Problem details: Could you give the entries back exactly as they stand, minus any pictures?

[Excerpts from a dataset]
--
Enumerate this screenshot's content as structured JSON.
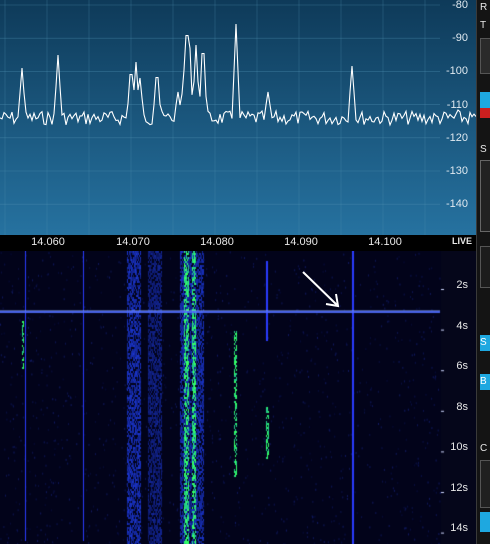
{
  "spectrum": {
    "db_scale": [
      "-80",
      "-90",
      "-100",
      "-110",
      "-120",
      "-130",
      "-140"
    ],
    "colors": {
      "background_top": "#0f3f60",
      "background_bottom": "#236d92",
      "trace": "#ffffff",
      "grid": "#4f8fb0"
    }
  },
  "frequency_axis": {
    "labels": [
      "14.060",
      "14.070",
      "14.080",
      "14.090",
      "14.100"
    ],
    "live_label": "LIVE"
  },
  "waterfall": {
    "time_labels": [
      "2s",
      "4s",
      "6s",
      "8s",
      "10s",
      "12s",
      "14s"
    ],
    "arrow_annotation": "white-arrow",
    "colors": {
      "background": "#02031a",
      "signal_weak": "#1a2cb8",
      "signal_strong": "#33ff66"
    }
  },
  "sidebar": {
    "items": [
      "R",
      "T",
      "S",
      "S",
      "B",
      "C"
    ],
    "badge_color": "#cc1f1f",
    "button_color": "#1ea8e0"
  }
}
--
Worked solution:
Enumerate this screenshot's content as structured JSON.
{
  "spectrum": {
    "db_scale": [
      "-80",
      "-90",
      "-100",
      "-110",
      "-120",
      "-130",
      "-140"
    ],
    "colors": {
      "background_top": "#0f3f60",
      "background_bottom": "#236d92",
      "trace": "#ffffff",
      "grid": "#4f8fb0"
    }
  },
  "frequency_axis": {
    "labels": [
      "14.060",
      "14.070",
      "14.080",
      "14.090",
      "14.100"
    ],
    "live_label": "LIVE"
  },
  "waterfall": {
    "time_labels": [
      "2s",
      "4s",
      "6s",
      "8s",
      "10s",
      "12s",
      "14s"
    ],
    "arrow_annotation": "white-arrow",
    "colors": {
      "background": "#02031a",
      "signal_weak": "#1a2cb8",
      "signal_strong": "#33ff66"
    }
  },
  "sidebar": {
    "items": [
      "R",
      "T",
      "S",
      "S",
      "B",
      "C"
    ],
    "badge_color": "#cc1f1f",
    "button_color": "#1ea8e0"
  }
}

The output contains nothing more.